Each line in the records that mentions the word "with" needs to be listed.

[Dataset records]
# # # # #

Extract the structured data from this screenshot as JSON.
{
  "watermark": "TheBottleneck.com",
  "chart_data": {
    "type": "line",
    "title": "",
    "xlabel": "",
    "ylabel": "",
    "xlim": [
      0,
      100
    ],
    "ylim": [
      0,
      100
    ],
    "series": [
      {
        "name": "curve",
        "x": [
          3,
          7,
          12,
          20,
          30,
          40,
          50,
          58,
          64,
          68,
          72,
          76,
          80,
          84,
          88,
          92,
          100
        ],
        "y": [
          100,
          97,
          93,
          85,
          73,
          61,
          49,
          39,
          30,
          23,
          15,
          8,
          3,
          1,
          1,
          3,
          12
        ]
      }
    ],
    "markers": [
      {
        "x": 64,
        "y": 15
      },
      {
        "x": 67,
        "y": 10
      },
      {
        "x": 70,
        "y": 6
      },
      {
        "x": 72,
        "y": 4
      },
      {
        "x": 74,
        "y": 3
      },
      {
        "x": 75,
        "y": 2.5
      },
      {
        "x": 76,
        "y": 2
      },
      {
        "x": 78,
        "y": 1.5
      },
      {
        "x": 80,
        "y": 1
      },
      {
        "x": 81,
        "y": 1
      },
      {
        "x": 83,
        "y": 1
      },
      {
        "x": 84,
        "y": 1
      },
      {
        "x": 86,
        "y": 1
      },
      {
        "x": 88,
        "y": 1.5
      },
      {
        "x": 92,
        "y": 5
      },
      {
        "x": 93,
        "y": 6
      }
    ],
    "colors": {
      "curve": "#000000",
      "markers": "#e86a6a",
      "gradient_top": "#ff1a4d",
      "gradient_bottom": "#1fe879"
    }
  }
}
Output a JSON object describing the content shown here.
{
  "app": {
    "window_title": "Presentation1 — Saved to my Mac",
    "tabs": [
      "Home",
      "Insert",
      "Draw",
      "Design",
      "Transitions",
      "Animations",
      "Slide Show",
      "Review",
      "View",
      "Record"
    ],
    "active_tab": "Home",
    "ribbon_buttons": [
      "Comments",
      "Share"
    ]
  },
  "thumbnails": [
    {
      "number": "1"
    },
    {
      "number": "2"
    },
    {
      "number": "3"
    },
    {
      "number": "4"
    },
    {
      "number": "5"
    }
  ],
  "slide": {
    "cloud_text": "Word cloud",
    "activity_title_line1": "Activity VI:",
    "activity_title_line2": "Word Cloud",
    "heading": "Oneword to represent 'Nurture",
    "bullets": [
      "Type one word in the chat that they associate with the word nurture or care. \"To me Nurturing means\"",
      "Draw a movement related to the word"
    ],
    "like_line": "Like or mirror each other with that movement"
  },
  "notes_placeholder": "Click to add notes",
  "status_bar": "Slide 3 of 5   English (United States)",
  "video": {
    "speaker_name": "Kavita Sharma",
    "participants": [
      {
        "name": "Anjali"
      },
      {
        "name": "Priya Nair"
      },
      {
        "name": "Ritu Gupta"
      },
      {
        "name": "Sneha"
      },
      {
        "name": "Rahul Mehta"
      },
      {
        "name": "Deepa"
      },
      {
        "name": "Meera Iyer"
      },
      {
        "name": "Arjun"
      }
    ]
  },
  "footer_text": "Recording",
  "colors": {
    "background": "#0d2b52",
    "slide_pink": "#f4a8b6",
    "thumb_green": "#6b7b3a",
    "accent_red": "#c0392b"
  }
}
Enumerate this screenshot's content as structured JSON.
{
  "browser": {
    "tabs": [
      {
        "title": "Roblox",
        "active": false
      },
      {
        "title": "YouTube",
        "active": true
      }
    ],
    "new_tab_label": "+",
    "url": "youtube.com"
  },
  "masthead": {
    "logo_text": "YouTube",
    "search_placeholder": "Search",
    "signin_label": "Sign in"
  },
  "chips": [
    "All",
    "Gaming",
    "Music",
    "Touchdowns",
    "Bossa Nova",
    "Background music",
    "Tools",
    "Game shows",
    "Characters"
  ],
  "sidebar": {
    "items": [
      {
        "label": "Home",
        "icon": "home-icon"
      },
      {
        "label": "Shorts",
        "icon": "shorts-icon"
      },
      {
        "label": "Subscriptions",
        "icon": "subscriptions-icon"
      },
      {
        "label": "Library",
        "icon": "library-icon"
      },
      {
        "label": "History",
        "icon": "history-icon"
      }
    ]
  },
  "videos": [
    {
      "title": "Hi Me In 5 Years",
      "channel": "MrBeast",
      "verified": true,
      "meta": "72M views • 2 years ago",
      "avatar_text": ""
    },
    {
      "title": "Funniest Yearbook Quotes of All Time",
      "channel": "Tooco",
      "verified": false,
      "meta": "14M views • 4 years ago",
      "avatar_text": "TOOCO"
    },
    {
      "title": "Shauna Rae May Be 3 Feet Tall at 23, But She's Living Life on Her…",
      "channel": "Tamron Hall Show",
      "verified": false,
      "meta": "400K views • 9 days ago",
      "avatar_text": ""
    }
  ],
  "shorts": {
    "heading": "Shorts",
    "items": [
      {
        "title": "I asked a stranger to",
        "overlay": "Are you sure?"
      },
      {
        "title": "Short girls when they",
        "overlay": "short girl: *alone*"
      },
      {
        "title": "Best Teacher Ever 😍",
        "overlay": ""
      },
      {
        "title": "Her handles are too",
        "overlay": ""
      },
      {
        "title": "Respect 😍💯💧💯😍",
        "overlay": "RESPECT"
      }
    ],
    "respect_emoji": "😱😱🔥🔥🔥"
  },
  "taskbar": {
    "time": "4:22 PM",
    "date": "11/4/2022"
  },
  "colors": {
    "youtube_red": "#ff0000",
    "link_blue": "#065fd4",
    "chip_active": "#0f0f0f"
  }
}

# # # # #

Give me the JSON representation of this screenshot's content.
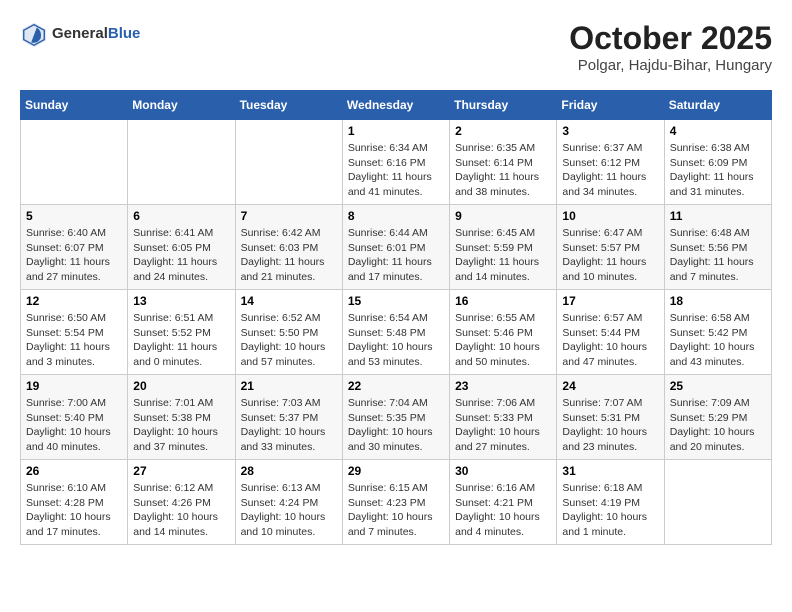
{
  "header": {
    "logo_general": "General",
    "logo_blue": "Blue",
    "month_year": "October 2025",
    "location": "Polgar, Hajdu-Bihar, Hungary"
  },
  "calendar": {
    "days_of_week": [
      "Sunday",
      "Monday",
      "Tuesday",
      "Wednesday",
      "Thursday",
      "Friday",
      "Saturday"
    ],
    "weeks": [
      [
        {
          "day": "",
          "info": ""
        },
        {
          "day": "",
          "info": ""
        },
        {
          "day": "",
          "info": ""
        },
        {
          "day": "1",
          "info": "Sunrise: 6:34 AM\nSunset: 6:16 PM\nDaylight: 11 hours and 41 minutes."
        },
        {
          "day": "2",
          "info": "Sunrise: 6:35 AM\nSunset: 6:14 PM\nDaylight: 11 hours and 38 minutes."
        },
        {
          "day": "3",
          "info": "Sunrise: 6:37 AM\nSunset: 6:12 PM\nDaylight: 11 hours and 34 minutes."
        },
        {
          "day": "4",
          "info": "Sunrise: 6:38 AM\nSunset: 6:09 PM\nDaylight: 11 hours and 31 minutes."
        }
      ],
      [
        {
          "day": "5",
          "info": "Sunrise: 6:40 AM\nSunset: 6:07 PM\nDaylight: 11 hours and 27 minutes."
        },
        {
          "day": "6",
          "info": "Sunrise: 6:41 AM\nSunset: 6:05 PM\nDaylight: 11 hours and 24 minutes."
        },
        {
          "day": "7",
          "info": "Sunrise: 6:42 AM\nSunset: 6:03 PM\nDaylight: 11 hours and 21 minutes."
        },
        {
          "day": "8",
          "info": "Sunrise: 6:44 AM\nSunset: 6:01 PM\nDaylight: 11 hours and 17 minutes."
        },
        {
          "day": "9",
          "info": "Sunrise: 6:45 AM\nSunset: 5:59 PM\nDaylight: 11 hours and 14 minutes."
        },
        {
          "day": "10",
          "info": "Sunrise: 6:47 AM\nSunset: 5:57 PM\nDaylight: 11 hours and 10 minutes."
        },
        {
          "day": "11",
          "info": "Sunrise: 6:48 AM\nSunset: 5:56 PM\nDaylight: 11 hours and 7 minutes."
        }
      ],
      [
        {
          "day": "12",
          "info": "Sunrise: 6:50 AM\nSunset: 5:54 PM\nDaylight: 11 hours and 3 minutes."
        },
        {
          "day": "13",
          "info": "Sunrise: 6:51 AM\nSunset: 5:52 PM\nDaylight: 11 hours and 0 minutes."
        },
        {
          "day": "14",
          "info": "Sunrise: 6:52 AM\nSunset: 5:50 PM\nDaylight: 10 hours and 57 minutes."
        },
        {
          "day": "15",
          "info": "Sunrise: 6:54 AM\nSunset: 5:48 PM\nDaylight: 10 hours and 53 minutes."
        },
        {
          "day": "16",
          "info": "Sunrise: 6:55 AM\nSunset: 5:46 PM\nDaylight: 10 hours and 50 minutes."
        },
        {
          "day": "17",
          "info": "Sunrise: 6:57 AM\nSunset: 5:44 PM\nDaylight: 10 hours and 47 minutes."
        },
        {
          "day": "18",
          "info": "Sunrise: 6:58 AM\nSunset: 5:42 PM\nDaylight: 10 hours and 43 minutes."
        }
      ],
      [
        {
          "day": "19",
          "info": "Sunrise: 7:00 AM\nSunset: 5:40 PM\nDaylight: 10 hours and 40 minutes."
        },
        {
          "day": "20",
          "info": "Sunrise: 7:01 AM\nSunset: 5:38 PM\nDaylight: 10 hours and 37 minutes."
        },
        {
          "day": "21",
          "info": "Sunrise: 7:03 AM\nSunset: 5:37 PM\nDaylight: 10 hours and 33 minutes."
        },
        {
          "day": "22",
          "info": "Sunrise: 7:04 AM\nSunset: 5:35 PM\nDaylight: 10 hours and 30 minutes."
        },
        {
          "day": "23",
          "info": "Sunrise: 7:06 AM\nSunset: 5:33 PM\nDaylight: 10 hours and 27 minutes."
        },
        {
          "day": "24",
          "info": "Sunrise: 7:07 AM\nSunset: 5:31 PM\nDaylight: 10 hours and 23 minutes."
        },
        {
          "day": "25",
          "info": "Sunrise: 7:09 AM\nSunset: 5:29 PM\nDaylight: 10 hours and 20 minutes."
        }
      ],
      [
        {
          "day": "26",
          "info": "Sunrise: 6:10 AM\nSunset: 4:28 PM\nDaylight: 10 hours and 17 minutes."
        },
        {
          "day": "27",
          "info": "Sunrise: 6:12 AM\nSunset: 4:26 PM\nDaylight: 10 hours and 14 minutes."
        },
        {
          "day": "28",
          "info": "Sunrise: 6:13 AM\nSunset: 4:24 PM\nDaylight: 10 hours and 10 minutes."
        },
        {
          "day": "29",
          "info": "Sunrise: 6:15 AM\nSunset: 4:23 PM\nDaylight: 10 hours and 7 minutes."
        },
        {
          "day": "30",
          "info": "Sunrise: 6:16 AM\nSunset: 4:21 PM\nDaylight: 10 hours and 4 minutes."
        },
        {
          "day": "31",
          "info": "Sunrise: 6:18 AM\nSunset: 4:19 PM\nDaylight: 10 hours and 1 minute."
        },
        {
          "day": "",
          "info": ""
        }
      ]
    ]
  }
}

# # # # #

**Output below**
      "Type one word in the chat that they associate with the word nurture or care. \"To me Nurturing means\"",
    "like_line": "Like or mirror each other with that movement"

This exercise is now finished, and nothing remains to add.